- **Your goal**: The response must consist of the complete listing below, reproduced without alteration.

*** Opening Available records ***

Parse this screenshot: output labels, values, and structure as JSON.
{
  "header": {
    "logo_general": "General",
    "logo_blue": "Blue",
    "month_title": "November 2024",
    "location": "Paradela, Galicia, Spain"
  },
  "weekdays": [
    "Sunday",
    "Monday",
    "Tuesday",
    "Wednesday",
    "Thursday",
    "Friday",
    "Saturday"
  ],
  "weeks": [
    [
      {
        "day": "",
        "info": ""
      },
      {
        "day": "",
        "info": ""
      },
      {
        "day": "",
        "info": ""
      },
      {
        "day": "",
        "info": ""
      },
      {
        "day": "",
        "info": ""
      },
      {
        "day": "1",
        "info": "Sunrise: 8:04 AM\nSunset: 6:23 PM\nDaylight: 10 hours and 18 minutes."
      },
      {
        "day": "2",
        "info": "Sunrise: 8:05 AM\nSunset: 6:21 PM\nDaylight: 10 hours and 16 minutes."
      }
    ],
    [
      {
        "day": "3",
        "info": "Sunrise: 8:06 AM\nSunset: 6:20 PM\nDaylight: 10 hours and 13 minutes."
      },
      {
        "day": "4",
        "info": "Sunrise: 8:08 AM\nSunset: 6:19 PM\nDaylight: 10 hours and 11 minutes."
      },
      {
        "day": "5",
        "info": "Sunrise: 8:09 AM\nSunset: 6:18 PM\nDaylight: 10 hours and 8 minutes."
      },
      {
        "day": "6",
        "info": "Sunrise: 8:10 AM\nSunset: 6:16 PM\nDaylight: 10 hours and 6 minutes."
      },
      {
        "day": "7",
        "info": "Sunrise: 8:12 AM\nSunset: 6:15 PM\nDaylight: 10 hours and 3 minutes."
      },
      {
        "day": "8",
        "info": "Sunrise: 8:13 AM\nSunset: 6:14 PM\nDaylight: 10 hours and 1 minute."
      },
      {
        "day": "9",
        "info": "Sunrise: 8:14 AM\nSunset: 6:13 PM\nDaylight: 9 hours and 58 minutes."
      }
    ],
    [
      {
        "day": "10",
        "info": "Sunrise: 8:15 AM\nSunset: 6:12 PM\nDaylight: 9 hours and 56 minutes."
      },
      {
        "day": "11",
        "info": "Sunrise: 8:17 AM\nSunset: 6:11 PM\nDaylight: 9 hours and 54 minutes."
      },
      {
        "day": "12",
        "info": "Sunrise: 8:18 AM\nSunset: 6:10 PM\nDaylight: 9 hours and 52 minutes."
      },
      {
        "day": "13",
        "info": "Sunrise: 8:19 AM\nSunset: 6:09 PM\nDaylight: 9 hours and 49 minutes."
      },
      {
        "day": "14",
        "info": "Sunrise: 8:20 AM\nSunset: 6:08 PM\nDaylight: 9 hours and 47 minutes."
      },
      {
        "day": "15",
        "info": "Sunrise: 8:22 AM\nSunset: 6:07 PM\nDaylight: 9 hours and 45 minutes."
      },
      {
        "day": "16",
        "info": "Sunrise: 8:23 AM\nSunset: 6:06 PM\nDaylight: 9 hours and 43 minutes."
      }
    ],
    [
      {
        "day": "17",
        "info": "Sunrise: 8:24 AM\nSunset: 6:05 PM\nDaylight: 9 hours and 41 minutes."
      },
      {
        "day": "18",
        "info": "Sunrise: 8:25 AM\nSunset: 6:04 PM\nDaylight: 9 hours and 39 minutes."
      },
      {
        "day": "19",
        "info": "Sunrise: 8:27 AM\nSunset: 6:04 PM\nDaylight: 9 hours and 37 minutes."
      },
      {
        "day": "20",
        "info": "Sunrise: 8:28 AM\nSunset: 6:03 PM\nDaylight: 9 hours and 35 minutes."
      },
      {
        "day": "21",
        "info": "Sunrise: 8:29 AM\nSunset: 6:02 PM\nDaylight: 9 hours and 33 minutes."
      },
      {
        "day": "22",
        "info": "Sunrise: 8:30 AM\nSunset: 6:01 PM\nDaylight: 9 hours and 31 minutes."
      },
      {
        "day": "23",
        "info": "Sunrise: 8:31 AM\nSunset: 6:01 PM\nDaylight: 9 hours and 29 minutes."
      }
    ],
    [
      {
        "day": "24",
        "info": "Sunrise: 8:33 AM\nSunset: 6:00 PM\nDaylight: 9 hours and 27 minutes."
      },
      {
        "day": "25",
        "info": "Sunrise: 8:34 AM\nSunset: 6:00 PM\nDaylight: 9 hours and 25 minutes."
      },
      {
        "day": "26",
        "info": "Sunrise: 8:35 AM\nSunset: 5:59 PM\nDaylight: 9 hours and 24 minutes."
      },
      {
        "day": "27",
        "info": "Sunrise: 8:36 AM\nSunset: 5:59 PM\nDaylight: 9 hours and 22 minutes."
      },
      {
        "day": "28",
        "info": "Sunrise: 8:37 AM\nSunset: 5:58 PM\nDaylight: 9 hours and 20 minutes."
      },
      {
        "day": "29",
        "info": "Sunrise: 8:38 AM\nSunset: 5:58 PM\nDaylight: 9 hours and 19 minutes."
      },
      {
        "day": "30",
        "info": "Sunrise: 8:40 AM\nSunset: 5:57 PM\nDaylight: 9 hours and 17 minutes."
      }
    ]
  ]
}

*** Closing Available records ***

- **Expected answer**:
Parse this screenshot: output labels, values, and structure as JSON.
{
  "header": {
    "logo_general": "General",
    "logo_blue": "Blue",
    "month_title": "November 2024",
    "location": "Paradela, Galicia, Spain"
  },
  "weekdays": [
    "Sunday",
    "Monday",
    "Tuesday",
    "Wednesday",
    "Thursday",
    "Friday",
    "Saturday"
  ],
  "weeks": [
    [
      {
        "day": "",
        "info": ""
      },
      {
        "day": "",
        "info": ""
      },
      {
        "day": "",
        "info": ""
      },
      {
        "day": "",
        "info": ""
      },
      {
        "day": "",
        "info": ""
      },
      {
        "day": "1",
        "info": "Sunrise: 8:04 AM\nSunset: 6:23 PM\nDaylight: 10 hours and 18 minutes."
      },
      {
        "day": "2",
        "info": "Sunrise: 8:05 AM\nSunset: 6:21 PM\nDaylight: 10 hours and 16 minutes."
      }
    ],
    [
      {
        "day": "3",
        "info": "Sunrise: 8:06 AM\nSunset: 6:20 PM\nDaylight: 10 hours and 13 minutes."
      },
      {
        "day": "4",
        "info": "Sunrise: 8:08 AM\nSunset: 6:19 PM\nDaylight: 10 hours and 11 minutes."
      },
      {
        "day": "5",
        "info": "Sunrise: 8:09 AM\nSunset: 6:18 PM\nDaylight: 10 hours and 8 minutes."
      },
      {
        "day": "6",
        "info": "Sunrise: 8:10 AM\nSunset: 6:16 PM\nDaylight: 10 hours and 6 minutes."
      },
      {
        "day": "7",
        "info": "Sunrise: 8:12 AM\nSunset: 6:15 PM\nDaylight: 10 hours and 3 minutes."
      },
      {
        "day": "8",
        "info": "Sunrise: 8:13 AM\nSunset: 6:14 PM\nDaylight: 10 hours and 1 minute."
      },
      {
        "day": "9",
        "info": "Sunrise: 8:14 AM\nSunset: 6:13 PM\nDaylight: 9 hours and 58 minutes."
      }
    ],
    [
      {
        "day": "10",
        "info": "Sunrise: 8:15 AM\nSunset: 6:12 PM\nDaylight: 9 hours and 56 minutes."
      },
      {
        "day": "11",
        "info": "Sunrise: 8:17 AM\nSunset: 6:11 PM\nDaylight: 9 hours and 54 minutes."
      },
      {
        "day": "12",
        "info": "Sunrise: 8:18 AM\nSunset: 6:10 PM\nDaylight: 9 hours and 52 minutes."
      },
      {
        "day": "13",
        "info": "Sunrise: 8:19 AM\nSunset: 6:09 PM\nDaylight: 9 hours and 49 minutes."
      },
      {
        "day": "14",
        "info": "Sunrise: 8:20 AM\nSunset: 6:08 PM\nDaylight: 9 hours and 47 minutes."
      },
      {
        "day": "15",
        "info": "Sunrise: 8:22 AM\nSunset: 6:07 PM\nDaylight: 9 hours and 45 minutes."
      },
      {
        "day": "16",
        "info": "Sunrise: 8:23 AM\nSunset: 6:06 PM\nDaylight: 9 hours and 43 minutes."
      }
    ],
    [
      {
        "day": "17",
        "info": "Sunrise: 8:24 AM\nSunset: 6:05 PM\nDaylight: 9 hours and 41 minutes."
      },
      {
        "day": "18",
        "info": "Sunrise: 8:25 AM\nSunset: 6:04 PM\nDaylight: 9 hours and 39 minutes."
      },
      {
        "day": "19",
        "info": "Sunrise: 8:27 AM\nSunset: 6:04 PM\nDaylight: 9 hours and 37 minutes."
      },
      {
        "day": "20",
        "info": "Sunrise: 8:28 AM\nSunset: 6:03 PM\nDaylight: 9 hours and 35 minutes."
      },
      {
        "day": "21",
        "info": "Sunrise: 8:29 AM\nSunset: 6:02 PM\nDaylight: 9 hours and 33 minutes."
      },
      {
        "day": "22",
        "info": "Sunrise: 8:30 AM\nSunset: 6:01 PM\nDaylight: 9 hours and 31 minutes."
      },
      {
        "day": "23",
        "info": "Sunrise: 8:31 AM\nSunset: 6:01 PM\nDaylight: 9 hours and 29 minutes."
      }
    ],
    [
      {
        "day": "24",
        "info": "Sunrise: 8:33 AM\nSunset: 6:00 PM\nDaylight: 9 hours and 27 minutes."
      },
      {
        "day": "25",
        "info": "Sunrise: 8:34 AM\nSunset: 6:00 PM\nDaylight: 9 hours and 25 minutes."
      },
      {
        "day": "26",
        "info": "Sunrise: 8:35 AM\nSunset: 5:59 PM\nDaylight: 9 hours and 24 minutes."
      },
      {
        "day": "27",
        "info": "Sunrise: 8:36 AM\nSunset: 5:59 PM\nDaylight: 9 hours and 22 minutes."
      },
      {
        "day": "28",
        "info": "Sunrise: 8:37 AM\nSunset: 5:58 PM\nDaylight: 9 hours and 20 minutes."
      },
      {
        "day": "29",
        "info": "Sunrise: 8:38 AM\nSunset: 5:58 PM\nDaylight: 9 hours and 19 minutes."
      },
      {
        "day": "30",
        "info": "Sunrise: 8:40 AM\nSunset: 5:57 PM\nDaylight: 9 hours and 17 minutes."
      }
    ]
  ]
}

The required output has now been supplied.